The last time I was in New York, I had a chance to browse through one of the most lavish of these books, Our True Intent Is All for Your Delight, a book of John Hinde Butlin's photographs of his holiday camps made in the late 1960s and early 1970s, designed to be showcased in bright color on postcards. While the initial impression is definitely one of camp and cheap irony, a closer exploration of the photographs reveals a stunning amount of detail, color that makes the eyes bleed, and a series of narrative details that makes any photographer stop and say "How did they manage all that?". One can't overstate how rich the color is...leafing through the pages of the book, it practically establishes another dimension. (Online, the color and detail are fainter -- the highest quality samples are on this on the images to get the large version)

As the book and related articles point out, no other postcard publisher ever went to this amount of effort to capture these types of fantasy images, and it's easy to see the roots of the postmodern, narrative based art and fashion photography of the last two decades in Butlin's postcard photographs. These photographs were part of an exhibition in the UK two years ago, and a good review of the highlights of the exhibition and the details behind the photographs is here, with some images. (A similarly well-written Guardian review is here). An excerpt that reveals tasty details about the process behind the postcards:

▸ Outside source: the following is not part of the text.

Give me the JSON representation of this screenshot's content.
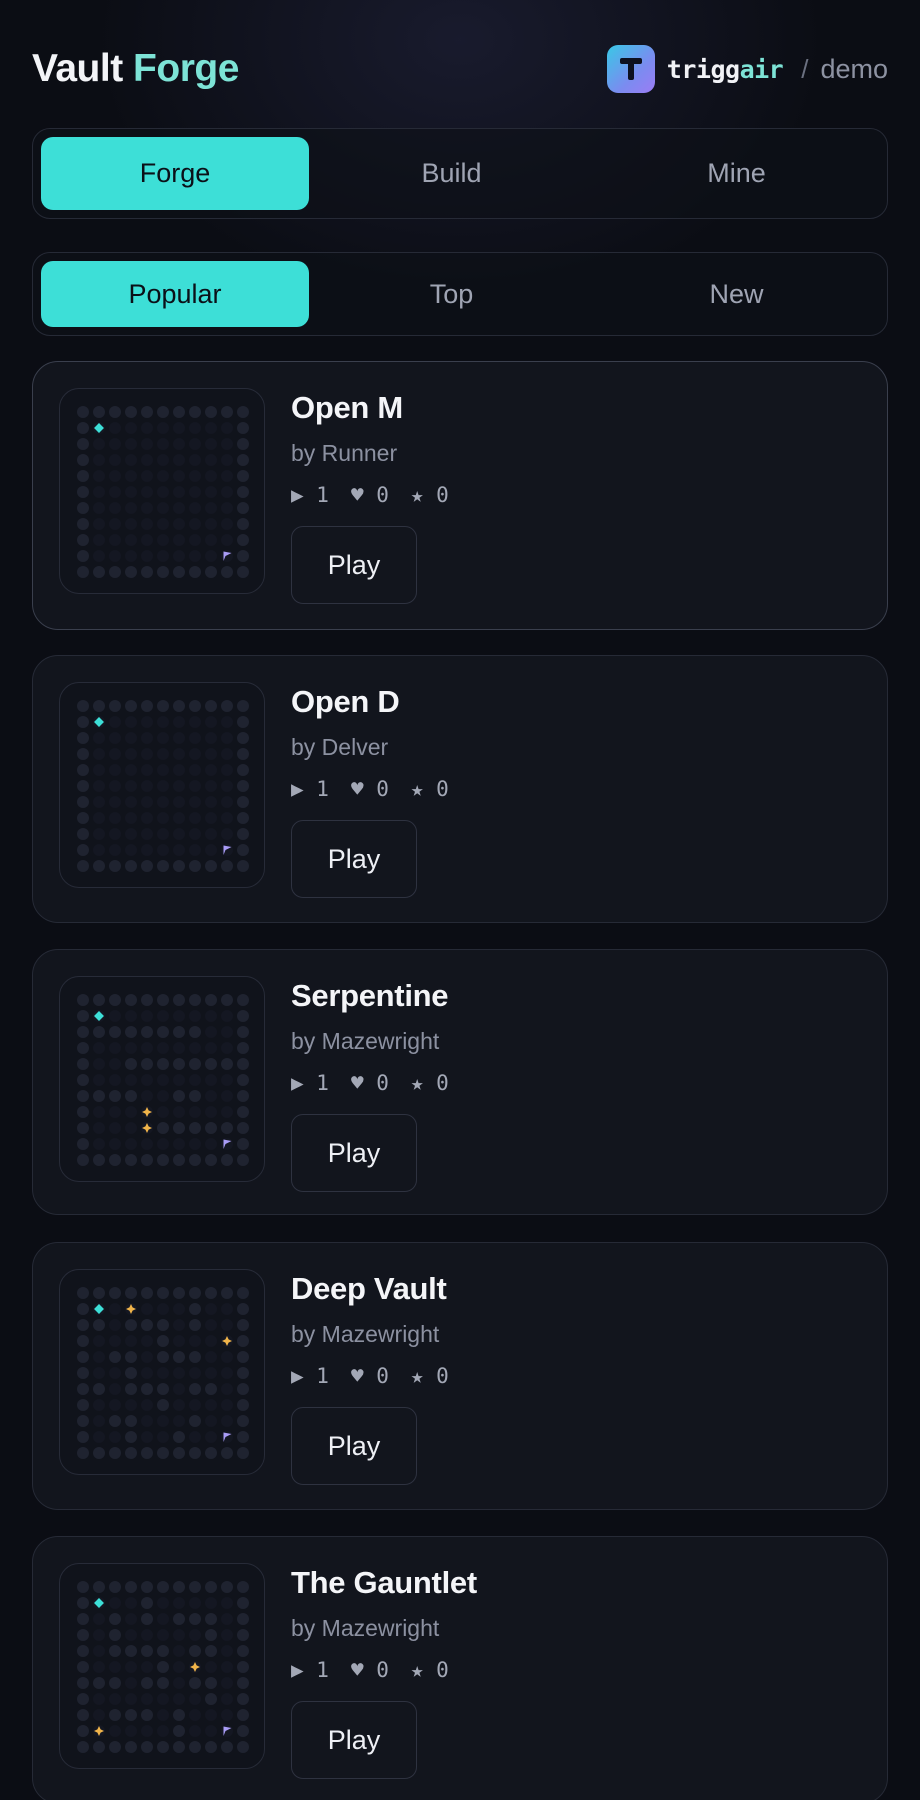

"On a more postmodern note, it has emerged that many of these images were not taken by Hinde, who was sufficiently wealthy from the proceeds of his postcard empire to have given up photography by 1965. Instead he employed two young German photographers, Elmar Ludwig and Edmund Nägele, as well as a British snapper, David Noble, to carry on his work. Their task was a complex one that included the setting up of the tableaux, the arranging of often large numbers of holidaymakers who would act out elements of their Butlin's experience in lounge bars, sun loungers and dance halls. Preparation and pre-lighting often took a day, and an image was captured in one shot before the impatient punters grew restless. From his studio in Dublin, Hinde oversaw the colour-separation process that, above all else, invests his work with such an unreal sheen."

As one might expect, this irresistible mix of 1960s/70s kitsch and optimism has avid followers, and there's a site, I like John Hinde, that provides more background along with a more extensive gallery (though the images aren't quite as good looking at this site as they are elsewhere). I can only imagine how amazing (and scary) these images would look blown up on a gallery wall.

Butlin's Ayr: Lounge Bar & Indoor Heated Pool by Elmar Ludwig